§ Exercise goal:
Going through the entries, how many lines include the string "this"? Answer only with the number.

Items from an interface collection:
--*--

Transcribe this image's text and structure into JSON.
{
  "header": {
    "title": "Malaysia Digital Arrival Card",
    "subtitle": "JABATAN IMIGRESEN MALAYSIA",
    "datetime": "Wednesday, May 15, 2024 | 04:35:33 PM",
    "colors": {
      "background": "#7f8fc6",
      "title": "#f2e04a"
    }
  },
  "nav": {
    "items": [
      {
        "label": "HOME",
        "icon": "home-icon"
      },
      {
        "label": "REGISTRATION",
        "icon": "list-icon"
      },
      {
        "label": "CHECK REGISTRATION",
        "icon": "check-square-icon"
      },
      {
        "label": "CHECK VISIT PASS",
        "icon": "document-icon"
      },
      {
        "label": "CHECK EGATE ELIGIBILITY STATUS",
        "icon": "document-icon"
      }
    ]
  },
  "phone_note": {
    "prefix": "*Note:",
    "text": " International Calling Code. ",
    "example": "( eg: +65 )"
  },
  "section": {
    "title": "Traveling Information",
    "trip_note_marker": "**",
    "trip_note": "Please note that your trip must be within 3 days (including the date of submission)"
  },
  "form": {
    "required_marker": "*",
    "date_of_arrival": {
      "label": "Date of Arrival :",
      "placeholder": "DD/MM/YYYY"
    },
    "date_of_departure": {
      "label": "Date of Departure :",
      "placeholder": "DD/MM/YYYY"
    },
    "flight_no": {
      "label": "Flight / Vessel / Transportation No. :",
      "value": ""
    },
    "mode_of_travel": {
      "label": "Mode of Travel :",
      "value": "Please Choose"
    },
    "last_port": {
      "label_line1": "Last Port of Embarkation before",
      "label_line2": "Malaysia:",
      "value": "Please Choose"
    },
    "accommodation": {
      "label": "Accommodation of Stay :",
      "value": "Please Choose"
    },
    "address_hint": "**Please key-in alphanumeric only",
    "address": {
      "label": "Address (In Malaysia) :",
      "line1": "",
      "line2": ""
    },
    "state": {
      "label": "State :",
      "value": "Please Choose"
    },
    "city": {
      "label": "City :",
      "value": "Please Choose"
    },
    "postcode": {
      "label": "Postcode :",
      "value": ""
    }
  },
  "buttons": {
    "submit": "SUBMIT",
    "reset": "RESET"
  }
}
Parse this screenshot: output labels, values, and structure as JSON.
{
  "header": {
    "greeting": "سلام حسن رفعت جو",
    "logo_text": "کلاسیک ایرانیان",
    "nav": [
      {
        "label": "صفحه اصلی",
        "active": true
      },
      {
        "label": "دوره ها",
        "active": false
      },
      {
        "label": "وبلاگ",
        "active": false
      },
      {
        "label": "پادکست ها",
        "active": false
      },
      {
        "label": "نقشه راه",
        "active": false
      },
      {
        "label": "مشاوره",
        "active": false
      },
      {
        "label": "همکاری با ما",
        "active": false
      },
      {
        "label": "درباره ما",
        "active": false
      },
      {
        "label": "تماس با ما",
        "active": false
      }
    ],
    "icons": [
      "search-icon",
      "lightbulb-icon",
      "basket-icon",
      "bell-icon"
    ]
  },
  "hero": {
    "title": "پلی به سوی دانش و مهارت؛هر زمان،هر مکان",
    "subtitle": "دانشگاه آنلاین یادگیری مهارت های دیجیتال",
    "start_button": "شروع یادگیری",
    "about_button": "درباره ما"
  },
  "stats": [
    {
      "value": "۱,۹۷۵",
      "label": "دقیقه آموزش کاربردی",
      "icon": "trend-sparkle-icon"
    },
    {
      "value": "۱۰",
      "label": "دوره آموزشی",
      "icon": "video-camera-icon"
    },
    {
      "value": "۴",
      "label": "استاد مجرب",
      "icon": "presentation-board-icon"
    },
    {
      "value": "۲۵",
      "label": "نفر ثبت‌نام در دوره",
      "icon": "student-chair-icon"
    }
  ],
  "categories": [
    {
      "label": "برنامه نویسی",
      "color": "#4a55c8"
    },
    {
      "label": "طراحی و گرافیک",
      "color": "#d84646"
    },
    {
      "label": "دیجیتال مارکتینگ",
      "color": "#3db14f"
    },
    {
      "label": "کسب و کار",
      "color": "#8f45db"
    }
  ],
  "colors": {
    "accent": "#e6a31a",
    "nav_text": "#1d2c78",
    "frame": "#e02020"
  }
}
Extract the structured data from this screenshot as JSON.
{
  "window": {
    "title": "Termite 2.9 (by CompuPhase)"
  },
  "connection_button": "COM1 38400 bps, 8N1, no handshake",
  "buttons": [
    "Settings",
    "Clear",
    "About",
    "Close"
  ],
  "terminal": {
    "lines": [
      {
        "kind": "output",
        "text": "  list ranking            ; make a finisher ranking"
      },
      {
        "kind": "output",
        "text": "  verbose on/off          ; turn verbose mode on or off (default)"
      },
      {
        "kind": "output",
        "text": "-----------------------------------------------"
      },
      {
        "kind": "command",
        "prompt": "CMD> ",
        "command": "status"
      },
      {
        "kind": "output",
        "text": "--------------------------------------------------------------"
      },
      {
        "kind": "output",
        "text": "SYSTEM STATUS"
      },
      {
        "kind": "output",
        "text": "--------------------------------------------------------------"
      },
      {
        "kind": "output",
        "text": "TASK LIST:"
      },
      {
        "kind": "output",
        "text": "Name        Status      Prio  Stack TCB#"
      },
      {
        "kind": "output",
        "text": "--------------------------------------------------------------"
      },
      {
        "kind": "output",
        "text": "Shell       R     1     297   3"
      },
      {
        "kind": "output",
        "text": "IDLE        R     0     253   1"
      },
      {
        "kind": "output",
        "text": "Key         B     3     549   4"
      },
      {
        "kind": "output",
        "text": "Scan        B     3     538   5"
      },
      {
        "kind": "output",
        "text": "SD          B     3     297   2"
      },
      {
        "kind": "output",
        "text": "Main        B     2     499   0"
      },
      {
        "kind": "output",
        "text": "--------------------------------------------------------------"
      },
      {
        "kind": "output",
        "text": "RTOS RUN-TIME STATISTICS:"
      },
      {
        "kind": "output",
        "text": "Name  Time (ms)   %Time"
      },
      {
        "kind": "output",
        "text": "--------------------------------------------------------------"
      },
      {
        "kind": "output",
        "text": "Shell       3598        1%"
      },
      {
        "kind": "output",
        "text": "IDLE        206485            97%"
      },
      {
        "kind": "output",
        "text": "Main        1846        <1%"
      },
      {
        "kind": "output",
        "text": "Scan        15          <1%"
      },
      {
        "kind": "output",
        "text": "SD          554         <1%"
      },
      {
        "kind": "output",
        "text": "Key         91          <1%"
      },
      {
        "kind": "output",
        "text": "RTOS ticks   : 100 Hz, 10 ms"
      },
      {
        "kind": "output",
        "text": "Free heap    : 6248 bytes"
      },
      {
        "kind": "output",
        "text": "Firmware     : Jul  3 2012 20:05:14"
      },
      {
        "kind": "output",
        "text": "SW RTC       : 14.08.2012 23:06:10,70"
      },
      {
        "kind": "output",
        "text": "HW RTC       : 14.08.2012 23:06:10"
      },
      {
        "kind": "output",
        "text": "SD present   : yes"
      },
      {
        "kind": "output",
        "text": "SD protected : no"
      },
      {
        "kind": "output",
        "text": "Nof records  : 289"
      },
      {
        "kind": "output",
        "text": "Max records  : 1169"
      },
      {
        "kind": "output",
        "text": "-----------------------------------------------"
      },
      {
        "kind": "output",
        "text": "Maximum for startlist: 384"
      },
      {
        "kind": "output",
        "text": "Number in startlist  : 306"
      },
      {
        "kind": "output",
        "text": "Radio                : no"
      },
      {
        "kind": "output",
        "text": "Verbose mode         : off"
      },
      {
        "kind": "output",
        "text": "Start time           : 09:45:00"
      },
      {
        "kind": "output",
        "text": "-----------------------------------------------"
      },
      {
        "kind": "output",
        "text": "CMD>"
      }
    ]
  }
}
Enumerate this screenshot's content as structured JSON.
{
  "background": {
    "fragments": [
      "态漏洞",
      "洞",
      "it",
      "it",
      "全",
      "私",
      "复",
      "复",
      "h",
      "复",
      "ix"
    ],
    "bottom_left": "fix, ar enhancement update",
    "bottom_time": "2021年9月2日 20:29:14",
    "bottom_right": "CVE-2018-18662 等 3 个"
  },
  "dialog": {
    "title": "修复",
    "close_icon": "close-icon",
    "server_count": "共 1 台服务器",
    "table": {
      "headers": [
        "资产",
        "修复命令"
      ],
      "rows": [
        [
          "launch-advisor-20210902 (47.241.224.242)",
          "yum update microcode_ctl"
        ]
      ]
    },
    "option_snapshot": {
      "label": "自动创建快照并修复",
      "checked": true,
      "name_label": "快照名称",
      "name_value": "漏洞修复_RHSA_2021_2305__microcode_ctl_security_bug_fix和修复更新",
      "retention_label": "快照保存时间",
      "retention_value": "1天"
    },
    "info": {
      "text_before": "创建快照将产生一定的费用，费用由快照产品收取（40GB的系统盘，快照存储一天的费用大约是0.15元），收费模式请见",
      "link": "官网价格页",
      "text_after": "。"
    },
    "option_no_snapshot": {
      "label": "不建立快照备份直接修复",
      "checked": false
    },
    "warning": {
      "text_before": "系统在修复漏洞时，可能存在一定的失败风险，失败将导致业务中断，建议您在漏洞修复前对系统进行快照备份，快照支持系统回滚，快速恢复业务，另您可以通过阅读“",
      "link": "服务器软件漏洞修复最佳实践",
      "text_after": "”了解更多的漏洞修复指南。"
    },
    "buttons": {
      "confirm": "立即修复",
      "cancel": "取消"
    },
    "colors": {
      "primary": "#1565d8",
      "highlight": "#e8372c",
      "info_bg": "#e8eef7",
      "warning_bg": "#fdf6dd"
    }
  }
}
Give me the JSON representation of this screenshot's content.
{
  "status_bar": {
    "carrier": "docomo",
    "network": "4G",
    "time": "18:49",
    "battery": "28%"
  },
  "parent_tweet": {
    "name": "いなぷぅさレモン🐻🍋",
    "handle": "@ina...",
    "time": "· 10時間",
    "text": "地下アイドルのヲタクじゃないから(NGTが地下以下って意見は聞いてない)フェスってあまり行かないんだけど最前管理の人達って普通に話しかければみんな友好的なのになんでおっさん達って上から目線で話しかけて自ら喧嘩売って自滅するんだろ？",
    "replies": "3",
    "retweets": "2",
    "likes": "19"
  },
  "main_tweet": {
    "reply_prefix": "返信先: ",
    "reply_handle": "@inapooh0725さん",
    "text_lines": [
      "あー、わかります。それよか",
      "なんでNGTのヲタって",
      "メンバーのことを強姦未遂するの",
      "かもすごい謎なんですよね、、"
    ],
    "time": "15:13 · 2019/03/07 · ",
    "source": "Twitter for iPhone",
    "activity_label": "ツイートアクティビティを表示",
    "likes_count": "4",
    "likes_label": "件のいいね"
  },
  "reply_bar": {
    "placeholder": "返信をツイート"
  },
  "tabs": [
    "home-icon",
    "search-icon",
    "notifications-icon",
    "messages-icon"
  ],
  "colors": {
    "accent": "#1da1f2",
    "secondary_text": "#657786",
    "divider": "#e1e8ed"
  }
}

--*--

§ Written reply:
5